In short, there is no evidence that Jeeps roll more than other vehicle brands. In fact for the average driver who does not drive recklessly, the Jeeps at Chapman Payson and other Jeep dealers are just as safe or safer than any other car brand. But don’t just take it from me. US News and World Report gave the 2014 Cherokee a 9.3 out of 10 safety rating. It also gave the 2014 Grand Cherokee a 9 out of 10 safety rating, the 2014 Jeep Patriot a 7.8 out of 10 safety rating and the 2014 compass a 7.7 out of 10 safety rating, Those ratings include factors such as roll rate and if they were prone to rolling or any other danger, it would be reflected in those ratings.

The publication had only good things to say about the Jeeps and even awarded the 2014 Jeep Cherokee the #9 spot on its list of best affordable compact SUVs.  To put a complete end to the myth is the award given to the 2014 Grand Cherokee. It was awarded the #2 spot on the US News list of best affordable midsize size SUVs and named one of the best vehicles for families. The 2014 Jeep Cherokee and 2014 Jeep Cherokee are available today at the Payson Auto Center.


You may think that antifreeze isn’t important to your car’s engine when you drive in Arizona. But, you’d be wrong. Contrary to its name, antifreeze is not designed just for cold weather driving. It is the fluid that keeps your radiator from overheating and causing a mechanical failure. At Chapman Payson Service Center, we make sure your vehicle has plenty of engine coolant to keep your drive smooth and uninterrupted!

What is anti-freeze?
Most anti-freeze (also known as engine coolant) is a mix of water and glycol. Additional additives in coolant keep your engine from cording or rusting. Because the mixture takes on heavy metal properties as it is used, it must be disposed of properly. Payson Service Center ensures your used coolant is kept safe after service.

How does it work?
The glycol in an engine coolant mix has two important and different roles: it keeps the water within the coolant from freezing in frigid temperatures and also keeps it from boiling in extreme heat. Pure water actually helps cool your engine better (and that’s why you’ll see some high-end race cars using just water as a coolant), but that’s simply not practical for real life driving conditions.

Your car’s engine heats up as it runs – the coolant works to remove heat from the cylinder, cylinder heads and exhaust system. It works by carrying heat away from the engine to the radiator, where it is cooled and then sent back to the engine to remove more heat.

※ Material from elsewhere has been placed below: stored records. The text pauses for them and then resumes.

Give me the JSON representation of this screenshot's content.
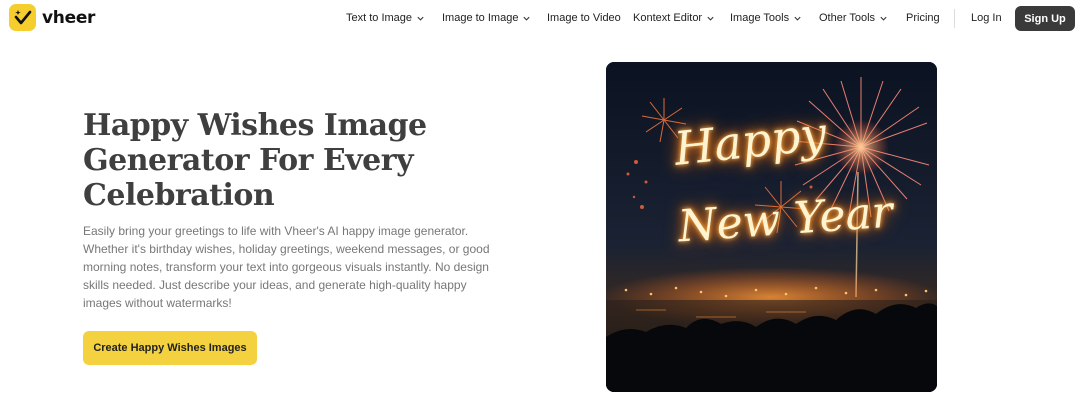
{
  "brand": {
    "name": "vheer",
    "accent": "#f5cd2c"
  },
  "nav": {
    "items": [
      {
        "label": "Text to Image",
        "dropdown": true
      },
      {
        "label": "Image to Image",
        "dropdown": true
      },
      {
        "label": "Image to Video",
        "dropdown": false
      },
      {
        "label": "Kontext Editor",
        "dropdown": true
      },
      {
        "label": "Image Tools",
        "dropdown": true
      },
      {
        "label": "Other Tools",
        "dropdown": true
      },
      {
        "label": "Pricing",
        "dropdown": false
      }
    ],
    "login": "Log In",
    "signup": "Sign Up"
  },
  "hero": {
    "title": "Happy Wishes Image Generator For Every Celebration",
    "description": "Easily bring your greetings to life with Vheer's AI happy image generator. Whether it's birthday wishes, holiday greetings, weekend messages, or good morning notes, transform your text into gorgeous visuals instantly. No design skills needed. Just describe your ideas, and generate high-quality happy images without watermarks!",
    "cta": "Create Happy Wishes Images",
    "image_text_line1": "Happy",
    "image_text_line2": "New Year"
  }
}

Why is it important?
Without enough coolant or antifreeze in your vehicle, your engine may overheat. This can cause a catastrophic breakdown because the engine simply gets too hot to work properly. Checking your coolant levels is one of the most important maintenance tasks you can do. If you suspect your vehicle is leaking coolant, call Chapman Payson to schedule service.